» **SOURCE MATERIAL**
----------

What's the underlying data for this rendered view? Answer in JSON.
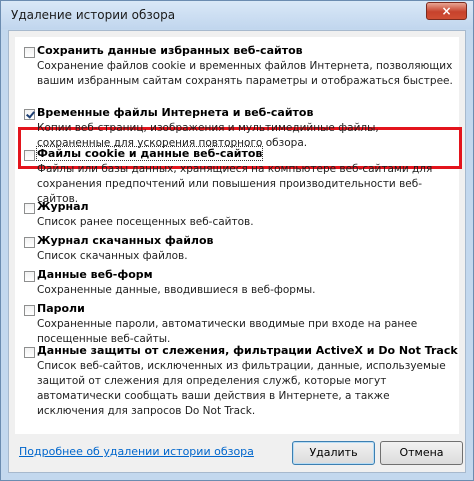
{
  "window": {
    "title": "Удаление истории обзора",
    "close_glyph": "×"
  },
  "options": [
    {
      "label": "Сохранить данные избранных веб-сайтов",
      "checked": false,
      "desc": "Сохранение файлов cookie и временных файлов Интернета, позволяющих вашим избранным сайтам сохранять параметры и отображаться быстрее."
    },
    {
      "label": "Временные файлы Интернета и веб-сайтов",
      "checked": true,
      "desc": "Копии веб-страниц, изображения и мультимедийные файлы, сохраненные для ускорения повторного обзора."
    },
    {
      "label": "Файлы cookie и данные веб-сайтов",
      "checked": false,
      "desc": "Файлы или базы данных, хранящиеся на компьютере веб-сайтами для сохранения предпочтений или повышения производительности веб-сайтов."
    },
    {
      "label": "Журнал",
      "checked": false,
      "desc": "Список ранее посещенных веб-сайтов."
    },
    {
      "label": "Журнал скачанных файлов",
      "checked": false,
      "desc": "Список скачанных файлов."
    },
    {
      "label": "Данные веб-форм",
      "checked": false,
      "desc": "Сохраненные данные, вводившиеся в веб-формы."
    },
    {
      "label": "Пароли",
      "checked": false,
      "desc": "Сохраненные пароли, автоматически вводимые при входе на ранее посещенные веб-сайты."
    },
    {
      "label": "Данные защиты от слежения, фильтрации ActiveX и Do Not Track",
      "checked": false,
      "desc": "Список веб-сайтов, исключенных из фильтрации, данные, используемые защитой от слежения для определения служб, которые могут автоматически сообщать ваши действия в Интернете, а также исключения для запросов Do Not Track."
    }
  ],
  "footer": {
    "link": "Подробнее об удалении истории обзора",
    "delete_label": "Удалить",
    "cancel_label": "Отмена"
  },
  "colors": {
    "highlight": "#e3141c",
    "link": "#0066cc"
  }
}
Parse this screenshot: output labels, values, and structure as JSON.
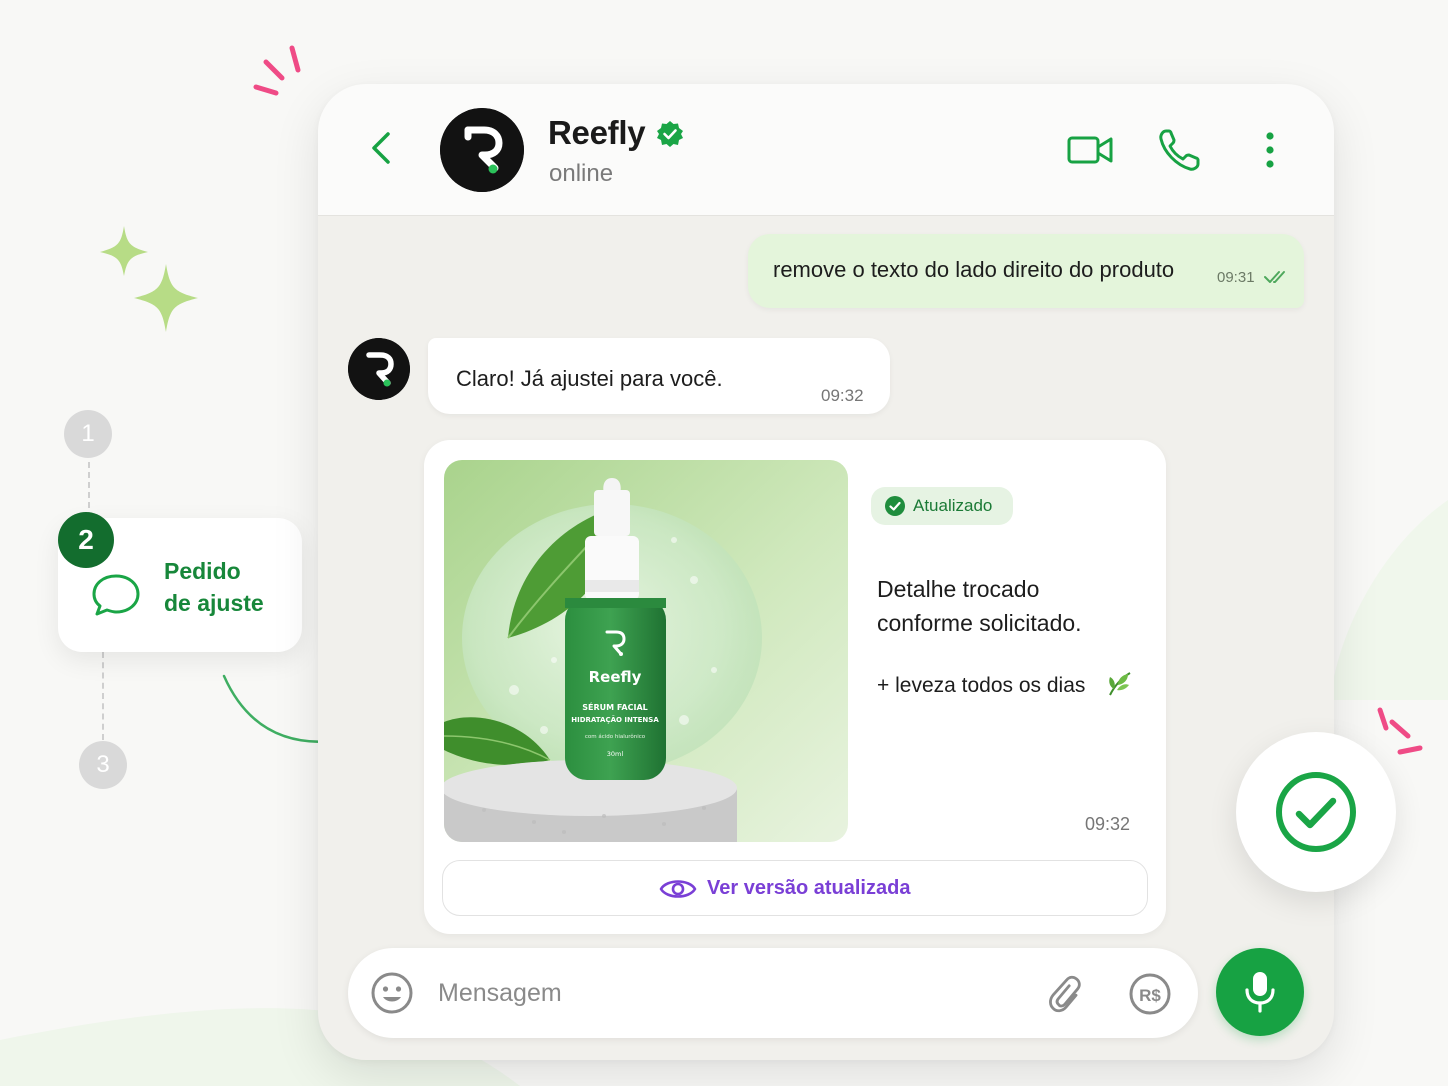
{
  "colors": {
    "brand_green": "#17a243",
    "dark_green": "#136d2e",
    "outgoing_bubble": "#e4f5db",
    "link_purple": "#7a3fd6",
    "accent_pink": "#ef4b86"
  },
  "header": {
    "contact_name": "Reefly",
    "status": "online",
    "icons": [
      "back-arrow-icon",
      "verified-badge-icon",
      "video-call-icon",
      "phone-icon",
      "more-vertical-icon"
    ]
  },
  "messages": {
    "outgoing": {
      "text": "remove o texto do lado direito do produto",
      "time": "09:31"
    },
    "incoming": {
      "text": "Claro! Já ajustei para você.",
      "time": "09:32"
    },
    "card": {
      "badge": "Atualizado",
      "line1": "Detalhe trocado",
      "line2": "conforme solicitado.",
      "tagline": "+ leveza todos os dias",
      "time": "09:32",
      "button_label": "Ver versão atualizada",
      "product": {
        "brand": "Reefly",
        "line1": "SÉRUM FACIAL",
        "line2": "HIDRATAÇÃO INTENSA",
        "line3": "com ácido hialurônico",
        "volume": "30ml"
      }
    }
  },
  "composer": {
    "placeholder": "Mensagem",
    "currency_icon_text": "R$"
  },
  "steps": {
    "step1": "1",
    "step2": "2",
    "step3": "3",
    "active_label_line1": "Pedido",
    "active_label_line2": "de ajuste"
  }
}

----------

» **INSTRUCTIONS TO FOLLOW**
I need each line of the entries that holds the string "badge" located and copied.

» **ANSWER TO THIS EXERCISE**
      "verified-badge-icon",
      "badge": "Atualizado",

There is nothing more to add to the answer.